The selected painting is wine glasses . We began by making a basketball sized circle with white paint in the center of the canvas. Next we mixed blue and white together to make a blue circles around the white circle in the center and mixed a little blue in the middle. After that we began to draw the wine glasses. We started by drawing the oval shaped opening of the glass, followed by the body of the glass and the stem. I quickly became frustrated with how my strokes were looking how my wine glasses were shaped. The painting wasn’t coming together for me and I couldn’t envision what the end product would look like. I was on the verge of a temper tantrum and this painting was headed for disaster.

The hostess artist came around and made some suggestions and also said something that resonated with me. She said, “you are over thinking your strokes”. That was it. That was my problem. I’m a perfectionist who was over thinking her paint brush strokes and trying too hard because I’ve never considered myself artistic and I wanted to make a pretty painting. I had lost the essence of the activity. I looked over at my Mom. Her painting was awesome and she was having fun. That made me happy. Here I was about to act like an ass and throw a fit because my wine glasses didn’t look right. So I quickly regrouped. I used a few tips that the hostess artist had showed me and I fixed my wine glasses by outlining them with black paint using the smallest brush. The strokes I outlined the glasses with in black paint came more naturally and I added some of my own color to the top. The painting came together nicely and in the end I was pleased.

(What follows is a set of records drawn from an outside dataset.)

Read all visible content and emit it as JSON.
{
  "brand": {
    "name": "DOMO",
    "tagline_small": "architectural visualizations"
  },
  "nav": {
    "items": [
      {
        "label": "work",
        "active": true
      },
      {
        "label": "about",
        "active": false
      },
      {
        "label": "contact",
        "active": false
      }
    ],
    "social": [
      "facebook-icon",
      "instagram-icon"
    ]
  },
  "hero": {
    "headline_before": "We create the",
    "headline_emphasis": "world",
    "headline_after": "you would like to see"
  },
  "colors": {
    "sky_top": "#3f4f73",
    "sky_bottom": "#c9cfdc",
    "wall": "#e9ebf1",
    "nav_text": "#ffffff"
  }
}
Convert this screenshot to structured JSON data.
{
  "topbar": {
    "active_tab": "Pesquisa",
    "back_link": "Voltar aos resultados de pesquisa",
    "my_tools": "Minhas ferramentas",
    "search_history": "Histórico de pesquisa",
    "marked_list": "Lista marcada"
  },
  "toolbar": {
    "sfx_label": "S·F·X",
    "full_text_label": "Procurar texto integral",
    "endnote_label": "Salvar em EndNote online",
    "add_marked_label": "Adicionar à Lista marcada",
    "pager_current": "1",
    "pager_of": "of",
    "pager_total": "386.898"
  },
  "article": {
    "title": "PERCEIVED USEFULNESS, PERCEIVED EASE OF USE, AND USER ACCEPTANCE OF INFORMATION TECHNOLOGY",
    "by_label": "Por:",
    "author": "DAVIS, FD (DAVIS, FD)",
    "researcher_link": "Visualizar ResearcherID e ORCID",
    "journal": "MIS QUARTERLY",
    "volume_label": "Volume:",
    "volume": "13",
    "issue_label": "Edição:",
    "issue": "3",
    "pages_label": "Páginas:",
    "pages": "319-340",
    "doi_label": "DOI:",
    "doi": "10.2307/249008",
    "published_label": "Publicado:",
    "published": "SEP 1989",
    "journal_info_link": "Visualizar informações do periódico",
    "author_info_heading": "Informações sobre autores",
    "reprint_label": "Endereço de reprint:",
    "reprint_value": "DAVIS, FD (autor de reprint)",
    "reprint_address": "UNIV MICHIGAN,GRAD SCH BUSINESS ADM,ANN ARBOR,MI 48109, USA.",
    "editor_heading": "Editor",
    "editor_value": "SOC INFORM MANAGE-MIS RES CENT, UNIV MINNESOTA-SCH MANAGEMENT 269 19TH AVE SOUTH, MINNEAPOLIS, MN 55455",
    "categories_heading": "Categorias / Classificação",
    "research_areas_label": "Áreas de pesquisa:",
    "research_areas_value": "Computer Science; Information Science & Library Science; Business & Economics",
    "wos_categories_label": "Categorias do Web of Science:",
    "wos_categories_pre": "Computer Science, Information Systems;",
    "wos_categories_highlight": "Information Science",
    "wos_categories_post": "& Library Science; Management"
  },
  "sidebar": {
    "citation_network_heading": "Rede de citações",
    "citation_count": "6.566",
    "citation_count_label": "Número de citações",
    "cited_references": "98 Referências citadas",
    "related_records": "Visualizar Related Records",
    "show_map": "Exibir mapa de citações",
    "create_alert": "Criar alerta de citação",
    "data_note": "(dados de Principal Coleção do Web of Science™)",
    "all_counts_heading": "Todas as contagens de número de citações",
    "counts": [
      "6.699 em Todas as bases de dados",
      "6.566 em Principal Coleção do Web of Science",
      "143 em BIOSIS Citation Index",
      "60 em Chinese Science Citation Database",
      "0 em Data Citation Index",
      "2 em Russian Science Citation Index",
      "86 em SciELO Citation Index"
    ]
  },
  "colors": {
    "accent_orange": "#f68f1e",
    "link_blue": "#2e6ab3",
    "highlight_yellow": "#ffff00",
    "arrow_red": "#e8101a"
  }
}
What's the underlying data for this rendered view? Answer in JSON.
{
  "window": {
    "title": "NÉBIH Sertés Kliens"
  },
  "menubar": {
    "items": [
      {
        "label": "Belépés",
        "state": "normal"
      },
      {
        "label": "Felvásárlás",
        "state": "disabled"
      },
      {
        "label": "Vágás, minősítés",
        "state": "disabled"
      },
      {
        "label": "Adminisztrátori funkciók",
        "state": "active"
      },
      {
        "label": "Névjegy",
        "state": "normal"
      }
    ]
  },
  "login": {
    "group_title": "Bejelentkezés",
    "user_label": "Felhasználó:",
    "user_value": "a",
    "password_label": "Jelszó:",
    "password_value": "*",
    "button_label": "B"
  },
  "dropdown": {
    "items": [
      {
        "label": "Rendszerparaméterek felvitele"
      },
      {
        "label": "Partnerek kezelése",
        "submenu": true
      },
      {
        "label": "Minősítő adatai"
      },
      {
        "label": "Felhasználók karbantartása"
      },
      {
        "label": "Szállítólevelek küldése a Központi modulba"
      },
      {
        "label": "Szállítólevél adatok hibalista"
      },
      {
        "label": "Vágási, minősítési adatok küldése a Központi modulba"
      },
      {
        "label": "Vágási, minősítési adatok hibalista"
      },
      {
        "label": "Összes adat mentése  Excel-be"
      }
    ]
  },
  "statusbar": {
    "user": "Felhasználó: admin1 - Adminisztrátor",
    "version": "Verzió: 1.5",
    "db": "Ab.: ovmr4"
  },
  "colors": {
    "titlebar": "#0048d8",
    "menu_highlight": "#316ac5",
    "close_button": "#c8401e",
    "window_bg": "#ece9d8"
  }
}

The other added bonus was that we had a short intermission where we went outside to take one shot at Corn Hole. Whoever got their bean bag in the corn hole won a free ticket to another Paint Night. When it was my turn I took my time, aimed for the hole and swung my arm in alignment with the hole the same as I do when I play Skee Ball. I won myself a free ticket to Paint Night. Even better than that though, this hostess is at this restaurant every Sunday. After football season ends my Mom and I agreed to come back again. I look forward to taking the time to nurture my relationship with my mother and my inner artist. If you haven’t tried a paint night, I’d highly recommend it. Even if you don’t consider yourself and artsy artist, you’ll surprise yourself.

It made me happy to look at this painting as I was writing this blog post. I am also proud to announce that I am on a writing streak. I have written sixty five days in a row. I journal and practice gratitude. I am nurturing my inner artist and getting to know myself again through my writng. Today was perfect.

Off to bed now. Tomorrow I have to be nurse.